Ordered by the federal government to find $33.9 billion of capital, Bank of America‘s Ken Lewis seemed to be acting the part of the visionary global business hawk yesterday when he detailed plans to retain a large stake in China Construction Bank. “It’s a strategic partner, and we always want to have a very large ownership position,” Lewis said on a conference call hosted by Calyon Securities.
A few hours later, the bank sold a block of 13.5 billion CCB shares for $7.3 billion, according to a source directly involved in the deal. A lock-up period on the block expired last Thursday. The rest of the bank’s CCB stake — about 10.6 percent — is still locked up, and will be until Aug. 29, 2011.
As Kristina Cooke reports, “While banks may be less hesitant to lend to each other if they feel their rivals’ books have been credibly vetted, that does not translate into confidence to make new loans to small businesses and consumers.”
It seemed only a bit odd that media star Arianna Huffington was the guest host on CNBC the day the all-important stress test results were due. Not to play down her credentials in media or commentary circles, but where were the celebrated bank analysts, the corporate chieftains and the investment gurus who so routinely enjoy a dose of the limelight on America’s Business Channel?

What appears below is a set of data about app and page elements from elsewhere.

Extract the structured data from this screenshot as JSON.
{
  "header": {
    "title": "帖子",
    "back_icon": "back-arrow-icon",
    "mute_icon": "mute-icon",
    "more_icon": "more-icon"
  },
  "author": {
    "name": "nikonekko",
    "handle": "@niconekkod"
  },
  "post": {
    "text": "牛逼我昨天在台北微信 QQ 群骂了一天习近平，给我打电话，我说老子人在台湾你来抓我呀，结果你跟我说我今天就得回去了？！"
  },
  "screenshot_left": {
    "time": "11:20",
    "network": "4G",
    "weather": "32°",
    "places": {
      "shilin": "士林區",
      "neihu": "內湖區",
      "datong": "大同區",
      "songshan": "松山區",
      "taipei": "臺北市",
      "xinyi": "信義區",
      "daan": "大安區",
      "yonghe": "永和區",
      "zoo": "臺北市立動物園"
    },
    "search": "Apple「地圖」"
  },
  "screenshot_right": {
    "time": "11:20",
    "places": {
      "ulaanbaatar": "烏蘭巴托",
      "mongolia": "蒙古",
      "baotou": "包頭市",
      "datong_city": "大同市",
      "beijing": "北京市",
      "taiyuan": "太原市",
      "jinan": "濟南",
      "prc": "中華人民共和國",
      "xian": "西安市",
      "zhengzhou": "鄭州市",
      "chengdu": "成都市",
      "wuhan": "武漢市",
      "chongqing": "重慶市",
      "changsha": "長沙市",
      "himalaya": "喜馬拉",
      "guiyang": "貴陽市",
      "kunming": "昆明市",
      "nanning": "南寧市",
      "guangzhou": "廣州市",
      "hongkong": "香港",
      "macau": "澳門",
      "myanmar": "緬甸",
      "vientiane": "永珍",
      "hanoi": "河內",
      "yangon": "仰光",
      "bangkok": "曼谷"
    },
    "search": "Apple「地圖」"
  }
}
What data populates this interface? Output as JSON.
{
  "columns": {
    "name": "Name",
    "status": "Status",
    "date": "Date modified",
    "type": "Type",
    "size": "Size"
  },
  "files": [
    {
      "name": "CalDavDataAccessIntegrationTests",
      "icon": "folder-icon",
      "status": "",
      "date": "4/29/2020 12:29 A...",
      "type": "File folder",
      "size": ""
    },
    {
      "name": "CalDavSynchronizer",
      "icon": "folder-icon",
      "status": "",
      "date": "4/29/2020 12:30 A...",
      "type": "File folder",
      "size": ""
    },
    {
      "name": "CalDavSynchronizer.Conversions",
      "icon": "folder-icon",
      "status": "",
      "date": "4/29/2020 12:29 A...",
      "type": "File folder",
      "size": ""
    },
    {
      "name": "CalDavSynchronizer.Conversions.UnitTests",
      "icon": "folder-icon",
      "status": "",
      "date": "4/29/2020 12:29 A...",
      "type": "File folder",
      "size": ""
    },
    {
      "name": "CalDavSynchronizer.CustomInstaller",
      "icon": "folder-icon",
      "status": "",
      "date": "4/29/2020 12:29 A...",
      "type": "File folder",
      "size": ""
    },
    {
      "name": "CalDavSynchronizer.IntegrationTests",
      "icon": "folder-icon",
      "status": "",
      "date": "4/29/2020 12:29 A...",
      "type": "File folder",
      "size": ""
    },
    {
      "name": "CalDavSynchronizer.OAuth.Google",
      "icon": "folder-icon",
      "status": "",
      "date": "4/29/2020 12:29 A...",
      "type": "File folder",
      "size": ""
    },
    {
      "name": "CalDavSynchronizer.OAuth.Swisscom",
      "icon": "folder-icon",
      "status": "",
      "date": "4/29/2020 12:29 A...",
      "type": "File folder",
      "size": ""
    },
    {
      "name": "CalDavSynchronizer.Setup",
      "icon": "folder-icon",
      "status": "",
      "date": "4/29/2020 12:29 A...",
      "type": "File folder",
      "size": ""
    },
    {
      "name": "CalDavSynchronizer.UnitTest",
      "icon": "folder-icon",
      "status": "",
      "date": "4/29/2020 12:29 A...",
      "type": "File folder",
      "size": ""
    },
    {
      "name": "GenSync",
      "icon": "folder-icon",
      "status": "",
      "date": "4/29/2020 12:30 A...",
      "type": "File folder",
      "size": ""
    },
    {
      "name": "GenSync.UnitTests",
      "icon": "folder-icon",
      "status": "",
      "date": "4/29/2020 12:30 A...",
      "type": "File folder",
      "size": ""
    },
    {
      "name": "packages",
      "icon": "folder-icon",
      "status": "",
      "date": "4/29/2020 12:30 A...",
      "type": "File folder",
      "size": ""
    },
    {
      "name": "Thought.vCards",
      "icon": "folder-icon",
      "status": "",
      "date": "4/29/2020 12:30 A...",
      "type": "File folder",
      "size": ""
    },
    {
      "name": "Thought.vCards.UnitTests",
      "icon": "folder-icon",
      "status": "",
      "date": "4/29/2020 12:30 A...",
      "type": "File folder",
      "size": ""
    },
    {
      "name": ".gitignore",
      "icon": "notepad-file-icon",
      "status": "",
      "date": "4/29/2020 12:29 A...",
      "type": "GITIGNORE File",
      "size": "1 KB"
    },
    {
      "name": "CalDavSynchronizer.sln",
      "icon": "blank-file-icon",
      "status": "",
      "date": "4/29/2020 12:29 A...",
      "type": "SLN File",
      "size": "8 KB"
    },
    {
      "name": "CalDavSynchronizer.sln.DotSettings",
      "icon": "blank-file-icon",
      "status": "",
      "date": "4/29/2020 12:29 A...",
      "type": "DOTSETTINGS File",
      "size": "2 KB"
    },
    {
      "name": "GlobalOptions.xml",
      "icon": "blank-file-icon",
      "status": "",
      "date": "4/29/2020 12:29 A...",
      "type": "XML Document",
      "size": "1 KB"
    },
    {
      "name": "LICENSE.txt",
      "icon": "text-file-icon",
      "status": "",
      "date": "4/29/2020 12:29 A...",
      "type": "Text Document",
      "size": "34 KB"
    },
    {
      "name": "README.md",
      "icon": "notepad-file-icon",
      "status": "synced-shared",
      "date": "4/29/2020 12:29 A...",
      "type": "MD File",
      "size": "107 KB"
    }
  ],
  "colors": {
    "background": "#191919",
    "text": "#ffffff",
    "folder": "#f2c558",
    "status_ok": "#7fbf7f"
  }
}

Wasn’t this the perfect day for a newsmaker rather than a news talker? The Huffington Post founder has been a good reality check on market cheerleaders who live on CNBC, but on Stress-Test Thursday, the less-than-casual viewer expects insiders with insight. It tasted like something strange and exotic had made its way into the DealZone coffee machine.